**ACTIVITY:**
Could you restate the data word for word and drop the pictures?

**Extracted data entries:**

■ ■ ■

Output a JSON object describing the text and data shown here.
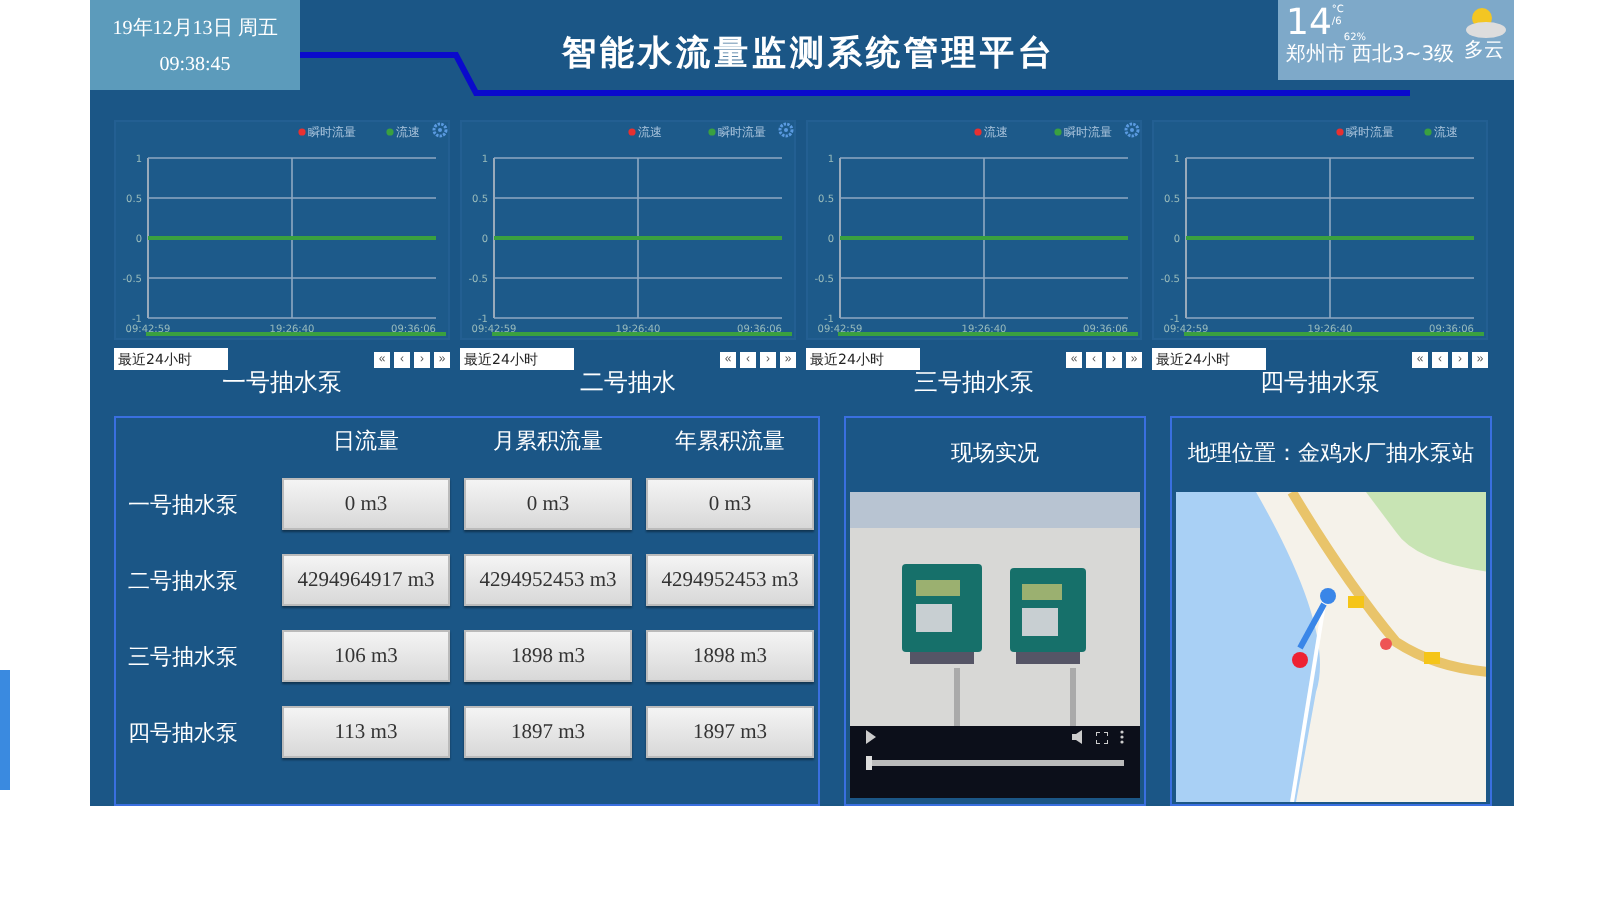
{
  "header": {
    "date": "19年12月13日 周五",
    "time": "09:38:45",
    "title": "智能水流量监测系统管理平台"
  },
  "weather": {
    "temperature": "14",
    "unit": "°C",
    "low": "/6",
    "humidity": "62%",
    "city": "郑州市",
    "wind": "西北3~3级",
    "condition": "多云"
  },
  "charts": [
    {
      "name": "一号抽水泵",
      "settings": true,
      "range": "最近24小时",
      "nav": [
        "«",
        "‹",
        "›",
        "»"
      ],
      "chart_data": {
        "type": "line",
        "grid": true,
        "categories": [
          "09:42:59",
          "19:26:40",
          "09:36:06"
        ],
        "ylim": [
          -1,
          1
        ],
        "yticks": [
          -1,
          -0.5,
          0,
          0.5,
          1
        ],
        "series": [
          {
            "name": "瞬时流量",
            "color": "#e83030",
            "values": [
              null,
              null,
              null
            ]
          },
          {
            "name": "流速",
            "color": "#3aa040",
            "values": [
              0,
              0,
              0
            ]
          }
        ]
      }
    },
    {
      "name": "二号抽水",
      "settings": true,
      "range": "最近24小时",
      "nav": [
        "«",
        "‹",
        "›",
        "»"
      ],
      "chart_data": {
        "type": "line",
        "grid": true,
        "categories": [
          "09:42:59",
          "19:26:40",
          "09:36:06"
        ],
        "ylim": [
          -1,
          1
        ],
        "yticks": [
          -1,
          -0.5,
          0,
          0.5,
          1
        ],
        "series": [
          {
            "name": "流速",
            "color": "#e83030",
            "values": [
              null,
              null,
              null
            ]
          },
          {
            "name": "瞬时流量",
            "color": "#3aa040",
            "values": [
              0,
              0,
              0
            ]
          }
        ]
      }
    },
    {
      "name": "三号抽水泵",
      "settings": true,
      "range": "最近24小时",
      "nav": [
        "«",
        "‹",
        "›",
        "»"
      ],
      "chart_data": {
        "type": "line",
        "grid": true,
        "categories": [
          "09:42:59",
          "19:26:40",
          "09:36:06"
        ],
        "ylim": [
          -1,
          1
        ],
        "yticks": [
          -1,
          -0.5,
          0,
          0.5,
          1
        ],
        "series": [
          {
            "name": "流速",
            "color": "#e83030",
            "values": [
              null,
              null,
              null
            ]
          },
          {
            "name": "瞬时流量",
            "color": "#3aa040",
            "values": [
              0,
              0,
              0
            ]
          }
        ]
      }
    },
    {
      "name": "四号抽水泵",
      "settings": false,
      "range": "最近24小时",
      "nav": [
        "«",
        "‹",
        "›",
        "»"
      ],
      "chart_data": {
        "type": "line",
        "grid": true,
        "categories": [
          "09:42:59",
          "19:26:40",
          "09:36:06"
        ],
        "ylim": [
          -1,
          1
        ],
        "yticks": [
          -1,
          -0.5,
          0,
          0.5,
          1
        ],
        "series": [
          {
            "name": "瞬时流量",
            "color": "#e83030",
            "values": [
              null,
              null,
              null
            ]
          },
          {
            "name": "流速",
            "color": "#3aa040",
            "values": [
              0,
              0,
              0
            ]
          }
        ]
      }
    }
  ],
  "table": {
    "columns": [
      "日流量",
      "月累积流量",
      "年累积流量"
    ],
    "rows": [
      {
        "name": "一号抽水泵",
        "cells": [
          "0 m3",
          "0 m3",
          "0 m3"
        ]
      },
      {
        "name": "二号抽水泵",
        "cells": [
          "4294964917 m3",
          "4294952453 m3",
          "4294952453 m3"
        ]
      },
      {
        "name": "三号抽水泵",
        "cells": [
          "106 m3",
          "1898 m3",
          "1898 m3"
        ]
      },
      {
        "name": "四号抽水泵",
        "cells": [
          "113 m3",
          "1897 m3",
          "1897 m3"
        ]
      }
    ]
  },
  "video": {
    "title": "现场实况",
    "kind": "picture",
    "progress": {
      "level": 0
    }
  },
  "map": {
    "title": "地理位置：金鸡水厂抽水泵站",
    "kind": "picture"
  }
}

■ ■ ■

**YOUR RESPONSE:**
Output a JSON object describing the text and data shown here.
{
  "header": {
    "date": "19年12月13日 周五",
    "time": "09:38:45",
    "title": "智能水流量监测系统管理平台"
  },
  "weather": {
    "temperature": "14",
    "unit": "°C",
    "low": "/6",
    "humidity": "62%",
    "city": "郑州市",
    "wind": "西北3~3级",
    "condition": "多云"
  },
  "charts": [
    {
      "name": "一号抽水泵",
      "settings": true,
      "range": "最近24小时",
      "nav": [
        "«",
        "‹",
        "›",
        "»"
      ],
      "chart_data": {
        "type": "line",
        "grid": true,
        "categories": [
          "09:42:59",
          "19:26:40",
          "09:36:06"
        ],
        "ylim": [
          -1,
          1
        ],
        "yticks": [
          -1,
          -0.5,
          0,
          0.5,
          1
        ],
        "series": [
          {
            "name": "瞬时流量",
            "color": "#e83030",
            "values": [
              null,
              null,
              null
            ]
          },
          {
            "name": "流速",
            "color": "#3aa040",
            "values": [
              0,
              0,
              0
            ]
          }
        ]
      }
    },
    {
      "name": "二号抽水",
      "settings": true,
      "range": "最近24小时",
      "nav": [
        "«",
        "‹",
        "›",
        "»"
      ],
      "chart_data": {
        "type": "line",
        "grid": true,
        "categories": [
          "09:42:59",
          "19:26:40",
          "09:36:06"
        ],
        "ylim": [
          -1,
          1
        ],
        "yticks": [
          -1,
          -0.5,
          0,
          0.5,
          1
        ],
        "series": [
          {
            "name": "流速",
            "color": "#e83030",
            "values": [
              null,
              null,
              null
            ]
          },
          {
            "name": "瞬时流量",
            "color": "#3aa040",
            "values": [
              0,
              0,
              0
            ]
          }
        ]
      }
    },
    {
      "name": "三号抽水泵",
      "settings": true,
      "range": "最近24小时",
      "nav": [
        "«",
        "‹",
        "›",
        "»"
      ],
      "chart_data": {
        "type": "line",
        "grid": true,
        "categories": [
          "09:42:59",
          "19:26:40",
          "09:36:06"
        ],
        "ylim": [
          -1,
          1
        ],
        "yticks": [
          -1,
          -0.5,
          0,
          0.5,
          1
        ],
        "series": [
          {
            "name": "流速",
            "color": "#e83030",
            "values": [
              null,
              null,
              null
            ]
          },
          {
            "name": "瞬时流量",
            "color": "#3aa040",
            "values": [
              0,
              0,
              0
            ]
          }
        ]
      }
    },
    {
      "name": "四号抽水泵",
      "settings": false,
      "range": "最近24小时",
      "nav": [
        "«",
        "‹",
        "›",
        "»"
      ],
      "chart_data": {
        "type": "line",
        "grid": true,
        "categories": [
          "09:42:59",
          "19:26:40",
          "09:36:06"
        ],
        "ylim": [
          -1,
          1
        ],
        "yticks": [
          -1,
          -0.5,
          0,
          0.5,
          1
        ],
        "series": [
          {
            "name": "瞬时流量",
            "color": "#e83030",
            "values": [
              null,
              null,
              null
            ]
          },
          {
            "name": "流速",
            "color": "#3aa040",
            "values": [
              0,
              0,
              0
            ]
          }
        ]
      }
    }
  ],
  "table": {
    "columns": [
      "日流量",
      "月累积流量",
      "年累积流量"
    ],
    "rows": [
      {
        "name": "一号抽水泵",
        "cells": [
          "0 m3",
          "0 m3",
          "0 m3"
        ]
      },
      {
        "name": "二号抽水泵",
        "cells": [
          "4294964917 m3",
          "4294952453 m3",
          "4294952453 m3"
        ]
      },
      {
        "name": "三号抽水泵",
        "cells": [
          "106 m3",
          "1898 m3",
          "1898 m3"
        ]
      },
      {
        "name": "四号抽水泵",
        "cells": [
          "113 m3",
          "1897 m3",
          "1897 m3"
        ]
      }
    ]
  },
  "video": {
    "title": "现场实况",
    "kind": "picture",
    "progress": {
      "level": 0
    }
  },
  "map": {
    "title": "地理位置：金鸡水厂抽水泵站",
    "kind": "picture"
  }
}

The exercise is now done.